• AIM OF THE TASK
Set down every entry word for word. Omit the pictures.

• App and web page records
___

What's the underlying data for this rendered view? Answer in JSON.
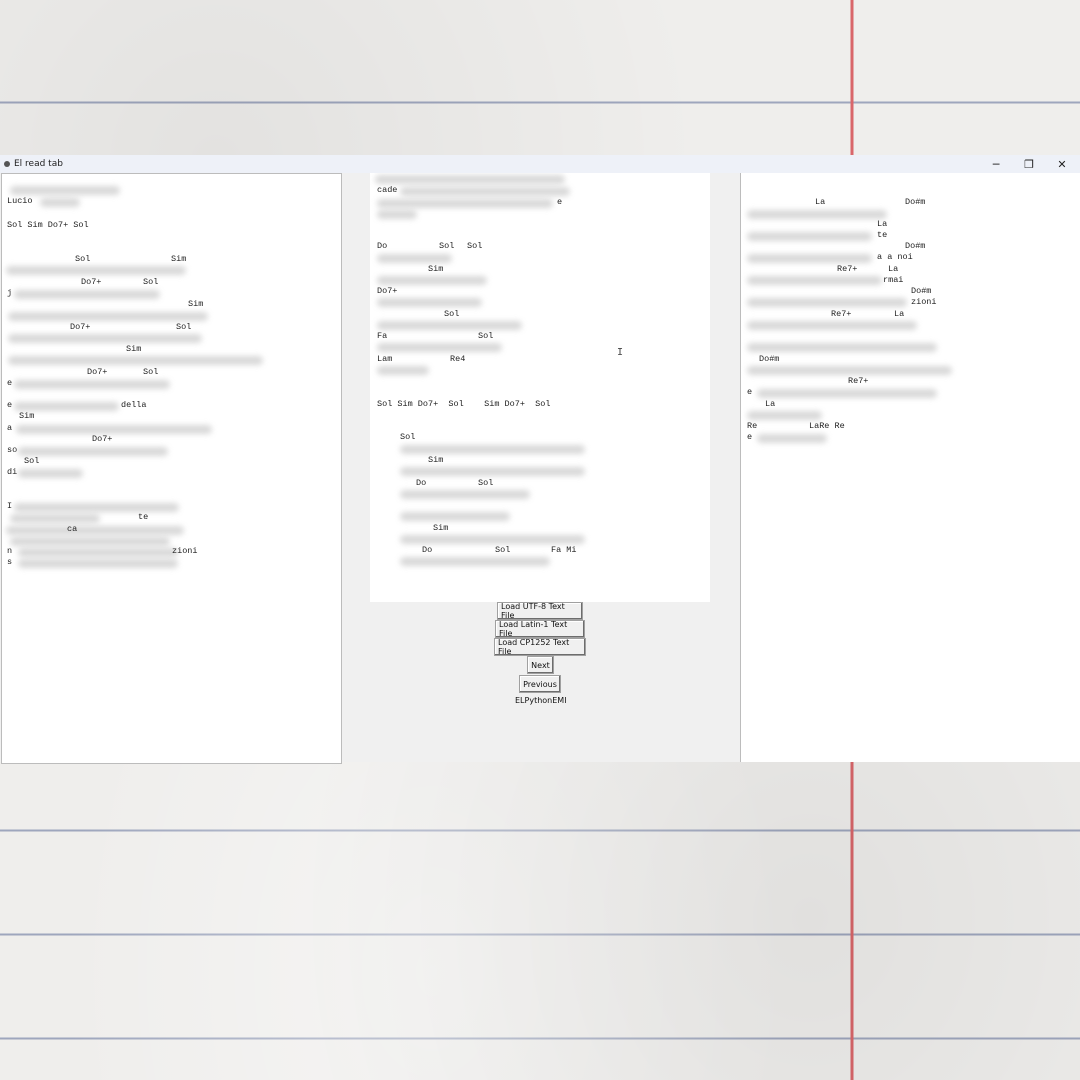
{
  "window": {
    "title": "El read tab",
    "minimize_icon": "minimize-icon",
    "restore_icon": "restore-icon",
    "close_icon": "close-icon",
    "minimize_glyph": "─",
    "restore_glyph": "❐",
    "close_glyph": "✕"
  },
  "left_pane": {
    "lines": [
      "Lucio",
      "Sol Sim Do7+ Sol",
      "Sol",
      "Sim",
      "Do7+",
      "Sol",
      "j",
      "Sim",
      "Do7+",
      "Sol",
      "Sim",
      "Do7+",
      "Sol",
      "e",
      "e",
      "della",
      "Sim",
      "a",
      "Do7+",
      "so",
      "Sol",
      "di",
      "I",
      "ca",
      "te",
      "zioni",
      "n",
      "s"
    ]
  },
  "middle_pane": {
    "lines": [
      "cade",
      "e",
      "Do",
      "Sol",
      "Sol",
      "Sim",
      "Do7+",
      "Sol",
      "Fa",
      "Sol",
      "Lam",
      "Re4",
      "Sol Sim Do7+  Sol    Sim Do7+  Sol",
      "Sol",
      "Sim",
      "Do",
      "Sol",
      "Sim",
      "Do",
      "Sol",
      "Fa Mi"
    ]
  },
  "right_pane": {
    "lines": [
      "La",
      "Do#m",
      "La",
      "te",
      "Do#m",
      "a a noi",
      "Re7+",
      "La",
      "rmai",
      "Do#m",
      "zioni",
      "Re7+",
      "La",
      "Do#m",
      "Re7+",
      "e",
      "La",
      "Re",
      "LaRe Re",
      "e"
    ]
  },
  "controls": {
    "load_utf8": "Load UTF-8 Text File",
    "load_latin1": "Load Latin-1 Text File",
    "load_cp1252": "Load CP1252 Text File",
    "next": "Next",
    "previous": "Previous",
    "footer": "ELPythonEMI"
  },
  "text_cursor": "I"
}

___

• WRITTEN SOLUTION
What's the underlying data for this rendered view? Answer in JSON.
{
  "window": {
    "title": "El read tab",
    "minimize_icon": "minimize-icon",
    "restore_icon": "restore-icon",
    "close_icon": "close-icon",
    "minimize_glyph": "─",
    "restore_glyph": "❐",
    "close_glyph": "✕"
  },
  "left_pane": {
    "lines": [
      "Lucio",
      "Sol Sim Do7+ Sol",
      "Sol",
      "Sim",
      "Do7+",
      "Sol",
      "j",
      "Sim",
      "Do7+",
      "Sol",
      "Sim",
      "Do7+",
      "Sol",
      "e",
      "e",
      "della",
      "Sim",
      "a",
      "Do7+",
      "so",
      "Sol",
      "di",
      "I",
      "ca",
      "te",
      "zioni",
      "n",
      "s"
    ]
  },
  "middle_pane": {
    "lines": [
      "cade",
      "e",
      "Do",
      "Sol",
      "Sol",
      "Sim",
      "Do7+",
      "Sol",
      "Fa",
      "Sol",
      "Lam",
      "Re4",
      "Sol Sim Do7+  Sol    Sim Do7+  Sol",
      "Sol",
      "Sim",
      "Do",
      "Sol",
      "Sim",
      "Do",
      "Sol",
      "Fa Mi"
    ]
  },
  "right_pane": {
    "lines": [
      "La",
      "Do#m",
      "La",
      "te",
      "Do#m",
      "a a noi",
      "Re7+",
      "La",
      "rmai",
      "Do#m",
      "zioni",
      "Re7+",
      "La",
      "Do#m",
      "Re7+",
      "e",
      "La",
      "Re",
      "LaRe Re",
      "e"
    ]
  },
  "controls": {
    "load_utf8": "Load UTF-8 Text File",
    "load_latin1": "Load Latin-1 Text File",
    "load_cp1252": "Load CP1252 Text File",
    "next": "Next",
    "previous": "Previous",
    "footer": "ELPythonEMI"
  },
  "text_cursor": "I"
}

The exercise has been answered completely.